> **ASSIGNED TASK**:
In the material below, find every line with "verified" and pull it out.

> **GIVEN DATA**:
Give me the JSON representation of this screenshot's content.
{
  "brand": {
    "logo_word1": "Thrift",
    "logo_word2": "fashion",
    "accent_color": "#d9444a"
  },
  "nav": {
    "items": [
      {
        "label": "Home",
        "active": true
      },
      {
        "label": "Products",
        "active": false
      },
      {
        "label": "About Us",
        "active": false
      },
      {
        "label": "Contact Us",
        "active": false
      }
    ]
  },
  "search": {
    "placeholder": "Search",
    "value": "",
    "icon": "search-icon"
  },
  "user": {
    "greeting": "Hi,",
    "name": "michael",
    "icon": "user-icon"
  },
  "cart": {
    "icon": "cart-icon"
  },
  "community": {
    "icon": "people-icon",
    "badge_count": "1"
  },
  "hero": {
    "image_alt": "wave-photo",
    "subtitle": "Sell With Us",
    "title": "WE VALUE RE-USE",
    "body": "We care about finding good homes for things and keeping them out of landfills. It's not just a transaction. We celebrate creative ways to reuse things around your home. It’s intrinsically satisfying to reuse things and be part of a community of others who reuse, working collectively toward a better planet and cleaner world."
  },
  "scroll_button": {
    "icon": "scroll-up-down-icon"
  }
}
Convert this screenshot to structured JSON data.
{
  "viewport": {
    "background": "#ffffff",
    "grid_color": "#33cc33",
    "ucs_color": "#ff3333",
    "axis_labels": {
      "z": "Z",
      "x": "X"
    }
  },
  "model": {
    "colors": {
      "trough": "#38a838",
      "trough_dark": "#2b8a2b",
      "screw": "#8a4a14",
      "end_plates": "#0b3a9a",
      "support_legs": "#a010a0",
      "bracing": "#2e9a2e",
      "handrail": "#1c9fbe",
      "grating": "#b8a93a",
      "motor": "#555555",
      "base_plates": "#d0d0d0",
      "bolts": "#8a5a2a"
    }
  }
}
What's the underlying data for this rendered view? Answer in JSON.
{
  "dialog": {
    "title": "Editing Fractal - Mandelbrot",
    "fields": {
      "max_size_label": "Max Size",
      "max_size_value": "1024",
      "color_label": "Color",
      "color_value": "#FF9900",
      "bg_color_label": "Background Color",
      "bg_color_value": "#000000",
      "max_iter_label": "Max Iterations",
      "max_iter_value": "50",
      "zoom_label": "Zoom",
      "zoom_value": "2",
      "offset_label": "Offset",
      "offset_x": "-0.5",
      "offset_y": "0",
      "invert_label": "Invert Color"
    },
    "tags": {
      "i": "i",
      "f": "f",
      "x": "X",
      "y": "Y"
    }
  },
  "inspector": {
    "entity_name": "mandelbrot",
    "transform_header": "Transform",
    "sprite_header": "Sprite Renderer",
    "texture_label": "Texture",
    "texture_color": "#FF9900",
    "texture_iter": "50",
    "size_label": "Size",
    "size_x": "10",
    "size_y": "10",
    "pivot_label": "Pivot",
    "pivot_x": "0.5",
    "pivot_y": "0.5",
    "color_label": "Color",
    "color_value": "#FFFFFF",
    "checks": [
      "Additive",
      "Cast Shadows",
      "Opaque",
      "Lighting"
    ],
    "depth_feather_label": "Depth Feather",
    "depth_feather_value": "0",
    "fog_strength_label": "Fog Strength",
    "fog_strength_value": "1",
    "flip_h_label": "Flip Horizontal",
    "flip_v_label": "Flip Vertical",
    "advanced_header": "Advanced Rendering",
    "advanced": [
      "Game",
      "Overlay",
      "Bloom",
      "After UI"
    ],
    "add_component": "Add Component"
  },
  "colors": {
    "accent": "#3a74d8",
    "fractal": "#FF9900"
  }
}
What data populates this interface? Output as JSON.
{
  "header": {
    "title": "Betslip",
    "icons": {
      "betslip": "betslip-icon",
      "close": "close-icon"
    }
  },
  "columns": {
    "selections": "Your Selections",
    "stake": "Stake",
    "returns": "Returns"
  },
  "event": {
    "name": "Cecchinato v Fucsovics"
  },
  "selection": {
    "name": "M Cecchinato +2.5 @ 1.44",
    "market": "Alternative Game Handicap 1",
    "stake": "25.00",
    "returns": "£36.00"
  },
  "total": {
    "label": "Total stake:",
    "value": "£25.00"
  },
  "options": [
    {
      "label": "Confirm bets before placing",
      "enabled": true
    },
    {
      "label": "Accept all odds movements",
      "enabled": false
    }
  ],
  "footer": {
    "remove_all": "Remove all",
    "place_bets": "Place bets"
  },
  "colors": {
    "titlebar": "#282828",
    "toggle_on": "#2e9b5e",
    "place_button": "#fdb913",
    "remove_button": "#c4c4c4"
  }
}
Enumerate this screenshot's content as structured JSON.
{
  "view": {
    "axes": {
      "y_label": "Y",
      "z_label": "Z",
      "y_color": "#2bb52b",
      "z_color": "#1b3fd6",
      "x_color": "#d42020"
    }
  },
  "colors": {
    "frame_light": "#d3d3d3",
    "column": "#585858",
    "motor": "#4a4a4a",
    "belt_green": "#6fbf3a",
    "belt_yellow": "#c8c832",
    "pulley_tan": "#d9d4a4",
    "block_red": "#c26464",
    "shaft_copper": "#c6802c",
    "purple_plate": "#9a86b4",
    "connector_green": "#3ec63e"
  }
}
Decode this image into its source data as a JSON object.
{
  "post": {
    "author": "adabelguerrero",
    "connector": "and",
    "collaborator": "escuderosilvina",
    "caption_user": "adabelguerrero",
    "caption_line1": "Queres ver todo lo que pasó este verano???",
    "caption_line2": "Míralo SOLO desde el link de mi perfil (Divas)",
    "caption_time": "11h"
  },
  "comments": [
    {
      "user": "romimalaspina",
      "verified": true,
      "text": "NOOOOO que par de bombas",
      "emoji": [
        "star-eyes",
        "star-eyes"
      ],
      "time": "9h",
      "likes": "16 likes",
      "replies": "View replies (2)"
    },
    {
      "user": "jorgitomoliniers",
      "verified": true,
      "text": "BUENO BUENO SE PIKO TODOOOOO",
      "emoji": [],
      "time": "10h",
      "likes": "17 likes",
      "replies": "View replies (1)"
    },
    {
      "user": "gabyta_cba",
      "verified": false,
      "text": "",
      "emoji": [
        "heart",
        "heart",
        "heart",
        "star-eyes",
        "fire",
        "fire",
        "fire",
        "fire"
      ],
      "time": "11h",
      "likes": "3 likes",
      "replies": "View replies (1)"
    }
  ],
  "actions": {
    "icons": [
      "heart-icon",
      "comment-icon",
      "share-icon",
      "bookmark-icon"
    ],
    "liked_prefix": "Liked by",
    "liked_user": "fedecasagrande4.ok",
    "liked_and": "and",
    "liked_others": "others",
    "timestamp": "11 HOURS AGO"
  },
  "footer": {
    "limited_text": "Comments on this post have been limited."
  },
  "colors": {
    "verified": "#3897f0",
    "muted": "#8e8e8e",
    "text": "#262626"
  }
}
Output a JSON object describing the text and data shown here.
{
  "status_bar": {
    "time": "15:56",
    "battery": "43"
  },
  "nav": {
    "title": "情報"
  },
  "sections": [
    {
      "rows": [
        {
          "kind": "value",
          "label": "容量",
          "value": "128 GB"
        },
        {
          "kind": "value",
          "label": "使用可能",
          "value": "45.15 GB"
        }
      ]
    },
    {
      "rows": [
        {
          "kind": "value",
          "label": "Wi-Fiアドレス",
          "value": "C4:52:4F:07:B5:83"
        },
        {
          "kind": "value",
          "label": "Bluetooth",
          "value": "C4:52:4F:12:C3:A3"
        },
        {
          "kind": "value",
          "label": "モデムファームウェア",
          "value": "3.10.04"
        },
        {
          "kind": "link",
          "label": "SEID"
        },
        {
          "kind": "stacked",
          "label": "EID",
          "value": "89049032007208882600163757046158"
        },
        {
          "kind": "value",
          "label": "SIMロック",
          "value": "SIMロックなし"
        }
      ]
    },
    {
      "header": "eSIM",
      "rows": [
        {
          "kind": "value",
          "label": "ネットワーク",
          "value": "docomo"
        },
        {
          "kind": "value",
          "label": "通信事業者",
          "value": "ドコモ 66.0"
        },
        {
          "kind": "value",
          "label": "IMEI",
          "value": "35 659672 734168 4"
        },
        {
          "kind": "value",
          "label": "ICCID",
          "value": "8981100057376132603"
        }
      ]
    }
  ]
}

> **WRITTEN REPLY**:
      "verified": true,
      "verified": true,
      "verified": false,
    "verified": "#3897f0",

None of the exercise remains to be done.